The idea of the template was to tell people that "watt" or "kelvin" are normal words, and should not be capitalised as names of people are. The larger template is nice though, and maybe it should be applied to all SI units: a new template should be made for that ("SI unit lowercase" is not very descriptive, just Template:SI unit would do).
Maybe we could simplify this template to something very essential, such as:
This SI unit is derived from the name of a person. The name of the unit, however, is capitalised as a normal word, not as a person's.
Less is more...
Yes, I agree to simplification. I withdraw my suggestion of a logo, since no image at all would be even better. BTW, the second sentence is incomplete. How about the version below?
This SI unit is named after a person. The name of the unit, however, is capitalised as a common noun, not a proper noun.
--Heron 20:45, 4 August 2006 (UTC)
I don't really see the need for this clarification at all, as a template. This seems to me to be normal encyclopedic content, and should just go in the body of the article. The template using the example jimbowale is bad, because that's a case where you would capitalize it, under common wikipedia standards for common nouns. You wouldn't put, say, erg in lowercase in a template like that. A joule is not an exception, it's the fact that it isn't an exception which is causing this problem. If there must be a template, the more minimal the better. Arturus 05:23, 28 February 2007 (UTC)

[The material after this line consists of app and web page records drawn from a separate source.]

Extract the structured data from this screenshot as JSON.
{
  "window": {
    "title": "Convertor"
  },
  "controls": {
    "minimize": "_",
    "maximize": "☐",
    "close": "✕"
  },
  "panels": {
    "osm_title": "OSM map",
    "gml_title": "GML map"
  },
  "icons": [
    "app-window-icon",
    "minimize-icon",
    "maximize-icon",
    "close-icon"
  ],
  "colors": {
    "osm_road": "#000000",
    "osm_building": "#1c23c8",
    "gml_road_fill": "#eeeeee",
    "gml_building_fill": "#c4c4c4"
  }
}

Changes for grammar and clarity[edit]

I have made some small changes to the wording so that it reads better. I marked the edit as major because its effect is magnified by being on a number of articles. Feel free to tweak it further if you feel it is necessary.

The reasons for the changes are as follows: it is improper to begin a sentence with "But" and the last part was not clear (because of the upper case "C" - it was the reason I came here after checking the SI brochure link). I changed "is in keeping with" to "comforms to" partly because it is more encyclopedic, but also to ensure that the template doesn't wrap to another line. Secret Squïrrel, approx 02:55, 27 January 2007 (Earth Standard Time)